As a famous author once said, “Practice doesn’t make perfect. Practice reduces the imperfection.” Before a video interview, practice answering potential questions and general questions about yourself. Try speaking in front of a mirror to further improve your facial expressions; this will definitely carry on to the interview, as you will feel confident in what you are saying.
When choosing your attire, it is essential that you dress appropriately. By dressing professionally, you convey a great impression to the interviewer and let them know that you are serious for the position. Additionally, dress in light colors against a dark background and dark colors against a light background. Plan ahead and keep your clothes ready for the interview well in advance. Remember, “You cannot climb the ladder of success dressed in a costume of failure.”
In a video interview, it is necessary to exhibit yourself as someone who is confident of themselves and in what they do. In order to accomplish this, look directly at the camera and not at the screen. By looking directly at the interviewer, whatever you say will be more effective and will be taken more seriously. Nod and smile to further show your interest in the interview. Additionally, verbalize and articulate your words clearly and loudly so that you can express all of your thoughts and ideas.
Create a list of questions to ask the interviewer
After the interviewer evaluates you and asks all the questions necessary, you are typically given the opportunity to ask some questions of your own. Having this in mind, create a list of questions beforehand to ask the interviewer. For example, you can ask about the management style of the company, the prospects for growth, or aspects of the company culture.
Clearly, video interviews are becoming the new norm in the recruitment process. It is to your advantage that you adapt to the modern times sooner – embrace video interviews and take the upper hand in the competitive job market.
Preparing for an interview can be a nerve-wracking experience. Follow these steps to ensure you are ready when you step into that room.
Research the Company – Nothing sends an interview into a downward spiral like a candidate not having any background information on the hiring company. Looking through the company’s website and social media can reveal a lot about what they do and how they function.
List Keywords – Create a list of keywords you would like to remember. Whether they are about your work experience, the industry, or why you should be hired, writing these words down and having context around them will help you remember them during the interview.

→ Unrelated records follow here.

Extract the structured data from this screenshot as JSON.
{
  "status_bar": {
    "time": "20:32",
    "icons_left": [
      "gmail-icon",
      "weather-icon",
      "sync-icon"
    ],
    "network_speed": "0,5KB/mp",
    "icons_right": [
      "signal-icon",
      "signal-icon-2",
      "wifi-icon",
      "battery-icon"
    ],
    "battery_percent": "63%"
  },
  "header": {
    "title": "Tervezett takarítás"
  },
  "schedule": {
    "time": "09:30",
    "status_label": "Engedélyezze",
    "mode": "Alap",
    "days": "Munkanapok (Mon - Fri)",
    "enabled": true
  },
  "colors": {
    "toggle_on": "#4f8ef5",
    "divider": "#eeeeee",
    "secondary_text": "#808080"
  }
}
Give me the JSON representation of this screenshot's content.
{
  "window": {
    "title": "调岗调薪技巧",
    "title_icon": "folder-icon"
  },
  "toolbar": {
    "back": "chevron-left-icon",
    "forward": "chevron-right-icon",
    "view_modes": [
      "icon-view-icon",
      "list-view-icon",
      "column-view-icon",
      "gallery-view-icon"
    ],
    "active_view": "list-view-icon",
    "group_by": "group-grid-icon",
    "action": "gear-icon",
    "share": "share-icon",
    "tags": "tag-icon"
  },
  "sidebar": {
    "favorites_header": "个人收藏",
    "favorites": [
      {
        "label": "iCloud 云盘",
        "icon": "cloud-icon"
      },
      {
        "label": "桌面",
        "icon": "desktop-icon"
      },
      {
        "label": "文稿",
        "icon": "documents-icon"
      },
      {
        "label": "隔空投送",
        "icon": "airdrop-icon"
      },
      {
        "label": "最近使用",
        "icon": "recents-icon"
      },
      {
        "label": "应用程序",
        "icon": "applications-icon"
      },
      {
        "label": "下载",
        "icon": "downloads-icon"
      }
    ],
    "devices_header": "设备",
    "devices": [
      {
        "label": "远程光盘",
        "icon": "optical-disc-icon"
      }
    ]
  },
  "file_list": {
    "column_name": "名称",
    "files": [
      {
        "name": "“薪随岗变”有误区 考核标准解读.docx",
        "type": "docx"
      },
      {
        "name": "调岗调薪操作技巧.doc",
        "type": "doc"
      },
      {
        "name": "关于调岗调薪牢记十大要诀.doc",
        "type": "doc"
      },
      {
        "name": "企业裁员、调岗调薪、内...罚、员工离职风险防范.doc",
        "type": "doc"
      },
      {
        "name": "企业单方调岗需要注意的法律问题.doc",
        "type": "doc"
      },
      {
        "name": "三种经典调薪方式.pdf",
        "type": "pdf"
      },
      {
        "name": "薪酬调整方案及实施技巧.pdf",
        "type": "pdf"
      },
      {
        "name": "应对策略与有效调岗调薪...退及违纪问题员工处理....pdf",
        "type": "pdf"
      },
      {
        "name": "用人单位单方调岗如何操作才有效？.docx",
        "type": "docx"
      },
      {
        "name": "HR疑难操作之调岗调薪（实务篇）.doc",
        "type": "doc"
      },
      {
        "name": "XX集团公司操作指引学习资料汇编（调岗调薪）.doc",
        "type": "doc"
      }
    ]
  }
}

Get Sleep – Make sure you get a good night’s sleep the night before your interview. Being well rested will allow you to be more alert and on top of your game when answering questions and interacting with the hiring managers.
Have an Outfit Ready – Do not spend your morning worrying about what to wear. Have the outfit already picked out and set aside. This will also prevent last minute emergencies of finding stains or tears on clothes.
Eat Breakfast – Going into an interview on an empty stomach can throw you off. You will not be as alert or focused as having had a healthy, filling breakfast beforehand.
Decide on Questions – Know the questions you will ask your interviewers ahead of time. Pick questions based on your research of the company or from the job description. Having questions prepared shows your interest and professionalism.
Breathe – It’s natural to get anxious before an interview. Many people get a little flustered, sweaty, shaky, or red. To help calm your nerves, don’t forget to breathe. Take a couple deep breaths as you walk in, smile, and get ready to shine!